My rating: 3 of 5 stars
Finally got around to reading Gillian Flynn's first novel, Sharp Objects, and I will say it again I think Ms Flynn must have some seriously dark dreams.
We start out our story with or "star" Camille being sent back to her hometown to report on a murder of one girl and a girl that has gone missing. The editor of her Chicago paper senses a bigger story and wants to get the jump on it before the big papers in Chicago do. The logic being that a reporter from the area went all the way out to Montana and wrote something up that got him a Pulitzer, reason enough I guess. The problem is Camille doesn't want to go back home and to help her deal with these demons her editor says she can stay at her mom's house instead of getting and expensing a hotel. Nothing like dropping in on your mom, stepdad and half sister unannounced to get the drama flowing, right?
It's at this point that you realize this story will be less about investigating a murder, which quickly becomes two murders shortly after Camille's arrival, and more about investigating and confronting Camille's demons.
I liked the book and found it to be dark (surprise) and full of some seriously messed up people, at least in Camille's family. Her mother is an uncaring and cold bitch that could care less about Camille (nice, eh?) and her thirteen-year-old half-sister has basically done every drug known to man and had sex with every male in the town, well the ones in high school and younger anyway. Like I said, some messed up people. Oh, and her stepdad has all the personality of a store mannequin.
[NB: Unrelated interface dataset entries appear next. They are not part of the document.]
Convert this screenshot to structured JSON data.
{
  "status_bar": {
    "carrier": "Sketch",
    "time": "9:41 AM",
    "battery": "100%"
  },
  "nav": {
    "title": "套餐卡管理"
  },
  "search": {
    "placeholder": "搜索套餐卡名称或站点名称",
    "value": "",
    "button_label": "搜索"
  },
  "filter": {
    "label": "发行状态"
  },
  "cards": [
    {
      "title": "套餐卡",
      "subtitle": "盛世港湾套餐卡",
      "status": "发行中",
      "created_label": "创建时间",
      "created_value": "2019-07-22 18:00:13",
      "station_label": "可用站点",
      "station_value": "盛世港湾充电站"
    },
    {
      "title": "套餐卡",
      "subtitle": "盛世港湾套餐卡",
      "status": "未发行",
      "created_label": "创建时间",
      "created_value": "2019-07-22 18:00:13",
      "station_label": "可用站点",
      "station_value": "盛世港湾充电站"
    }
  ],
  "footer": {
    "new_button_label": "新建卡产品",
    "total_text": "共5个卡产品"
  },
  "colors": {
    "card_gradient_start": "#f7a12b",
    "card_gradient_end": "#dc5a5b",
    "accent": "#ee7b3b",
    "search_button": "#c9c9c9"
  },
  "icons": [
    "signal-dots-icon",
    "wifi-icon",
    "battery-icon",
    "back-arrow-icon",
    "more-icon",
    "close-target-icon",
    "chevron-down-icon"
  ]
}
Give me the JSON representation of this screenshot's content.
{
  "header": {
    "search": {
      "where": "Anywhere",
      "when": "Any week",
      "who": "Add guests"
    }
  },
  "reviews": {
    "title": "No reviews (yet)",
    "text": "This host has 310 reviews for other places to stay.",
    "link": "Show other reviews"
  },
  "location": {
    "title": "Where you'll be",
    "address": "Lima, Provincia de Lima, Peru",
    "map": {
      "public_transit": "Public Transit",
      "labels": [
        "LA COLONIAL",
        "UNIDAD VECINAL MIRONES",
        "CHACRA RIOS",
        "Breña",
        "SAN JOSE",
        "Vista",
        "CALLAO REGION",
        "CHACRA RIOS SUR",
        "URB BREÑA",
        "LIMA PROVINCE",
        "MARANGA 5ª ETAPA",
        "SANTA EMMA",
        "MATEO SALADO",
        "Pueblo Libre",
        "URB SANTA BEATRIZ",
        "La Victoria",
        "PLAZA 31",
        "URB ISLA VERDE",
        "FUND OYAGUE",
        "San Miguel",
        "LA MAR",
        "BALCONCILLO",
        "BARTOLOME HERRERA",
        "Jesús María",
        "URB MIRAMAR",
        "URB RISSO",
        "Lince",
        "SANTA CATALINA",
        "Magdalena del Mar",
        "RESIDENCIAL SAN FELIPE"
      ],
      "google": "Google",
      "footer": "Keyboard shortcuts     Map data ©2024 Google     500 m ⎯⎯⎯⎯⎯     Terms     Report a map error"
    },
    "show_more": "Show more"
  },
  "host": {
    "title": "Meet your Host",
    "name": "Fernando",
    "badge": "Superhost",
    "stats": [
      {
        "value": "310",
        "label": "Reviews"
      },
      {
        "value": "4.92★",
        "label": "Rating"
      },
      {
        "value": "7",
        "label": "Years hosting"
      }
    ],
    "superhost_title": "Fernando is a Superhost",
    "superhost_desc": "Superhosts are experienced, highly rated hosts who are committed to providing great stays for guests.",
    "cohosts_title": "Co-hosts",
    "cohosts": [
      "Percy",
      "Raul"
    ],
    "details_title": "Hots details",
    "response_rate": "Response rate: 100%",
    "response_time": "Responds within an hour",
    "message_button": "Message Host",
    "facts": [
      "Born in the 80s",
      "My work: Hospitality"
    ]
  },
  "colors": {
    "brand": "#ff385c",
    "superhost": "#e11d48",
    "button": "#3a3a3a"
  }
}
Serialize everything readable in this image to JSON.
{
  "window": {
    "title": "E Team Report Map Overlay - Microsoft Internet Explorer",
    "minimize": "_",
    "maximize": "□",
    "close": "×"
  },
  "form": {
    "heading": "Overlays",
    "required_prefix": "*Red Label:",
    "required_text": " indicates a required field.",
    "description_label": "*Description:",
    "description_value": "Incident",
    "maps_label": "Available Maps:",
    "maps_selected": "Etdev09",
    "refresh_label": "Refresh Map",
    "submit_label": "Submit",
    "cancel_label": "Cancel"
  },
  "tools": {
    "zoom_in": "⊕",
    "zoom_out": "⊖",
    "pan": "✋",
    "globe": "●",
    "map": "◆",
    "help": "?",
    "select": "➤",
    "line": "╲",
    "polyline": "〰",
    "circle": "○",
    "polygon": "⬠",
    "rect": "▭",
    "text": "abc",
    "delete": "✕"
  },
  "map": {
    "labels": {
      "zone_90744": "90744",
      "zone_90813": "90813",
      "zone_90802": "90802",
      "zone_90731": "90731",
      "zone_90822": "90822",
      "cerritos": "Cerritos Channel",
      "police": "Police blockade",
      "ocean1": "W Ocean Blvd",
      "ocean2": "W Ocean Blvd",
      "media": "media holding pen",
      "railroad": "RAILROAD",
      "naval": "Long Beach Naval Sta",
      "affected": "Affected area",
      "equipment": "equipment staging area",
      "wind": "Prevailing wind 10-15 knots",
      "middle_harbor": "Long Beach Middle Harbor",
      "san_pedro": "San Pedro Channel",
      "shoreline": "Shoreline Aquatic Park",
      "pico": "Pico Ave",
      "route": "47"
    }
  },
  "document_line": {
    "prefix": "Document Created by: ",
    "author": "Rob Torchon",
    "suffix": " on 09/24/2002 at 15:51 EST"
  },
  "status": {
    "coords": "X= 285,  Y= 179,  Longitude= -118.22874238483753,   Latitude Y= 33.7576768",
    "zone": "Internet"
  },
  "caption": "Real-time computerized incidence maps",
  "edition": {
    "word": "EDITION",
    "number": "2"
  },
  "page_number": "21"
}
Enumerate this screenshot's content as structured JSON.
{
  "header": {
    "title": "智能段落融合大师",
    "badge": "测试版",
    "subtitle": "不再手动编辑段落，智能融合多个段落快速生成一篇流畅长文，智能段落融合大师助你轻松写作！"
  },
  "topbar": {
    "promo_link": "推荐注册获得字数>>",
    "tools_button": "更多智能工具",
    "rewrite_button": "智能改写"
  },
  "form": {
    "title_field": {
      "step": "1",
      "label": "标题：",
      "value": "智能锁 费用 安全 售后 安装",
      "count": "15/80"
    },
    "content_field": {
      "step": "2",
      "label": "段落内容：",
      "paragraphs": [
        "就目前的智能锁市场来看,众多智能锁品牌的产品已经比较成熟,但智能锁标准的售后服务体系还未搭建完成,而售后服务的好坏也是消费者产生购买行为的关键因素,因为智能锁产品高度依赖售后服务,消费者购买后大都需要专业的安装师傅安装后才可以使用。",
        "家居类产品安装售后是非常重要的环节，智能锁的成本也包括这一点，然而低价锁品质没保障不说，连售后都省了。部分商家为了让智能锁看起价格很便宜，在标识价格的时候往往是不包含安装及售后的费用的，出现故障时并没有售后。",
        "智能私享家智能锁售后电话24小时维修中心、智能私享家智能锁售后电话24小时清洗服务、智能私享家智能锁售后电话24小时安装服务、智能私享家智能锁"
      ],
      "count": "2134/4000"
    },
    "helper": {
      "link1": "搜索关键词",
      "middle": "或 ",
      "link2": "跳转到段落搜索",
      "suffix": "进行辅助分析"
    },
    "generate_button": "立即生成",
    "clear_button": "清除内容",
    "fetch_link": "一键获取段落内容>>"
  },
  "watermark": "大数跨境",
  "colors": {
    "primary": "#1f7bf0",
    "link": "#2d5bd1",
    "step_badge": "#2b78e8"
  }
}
The local police officer could have been better developed, I think, but he does serve his minor part pretty well.
There is also the eighteen-year-old brother of one of the murder victims, a real looker, and his equally attractive girlfriend that just wants to get in the paper so the world could see her brilliance or whatever logic she has in her head.
Finally, there is a detective called in from Kansas City, Missouri. Richard, who doesn't mean being called "Dick" because it works on a variety of different levels. Now the story takes place in Wind Gap, Missouri which is in the far southern and eastern part of the state, so I have no idea why they would call in a detective from Kansas City instead of St Louis. That last bit bothered me throughout the whole story and I am curious as to why he was from there.
The story does get pretty predictable, although the thirty plus Camille hanging out and partying with the thirteen-year-old Amma did seem kind of far-fetched but maybe the author used to hang out in those kinds of circles, which might explain some things. The book was a quick read and if you want a decade old book to keep you entertained while flying across the country or something, you could do worse.
View all my reviews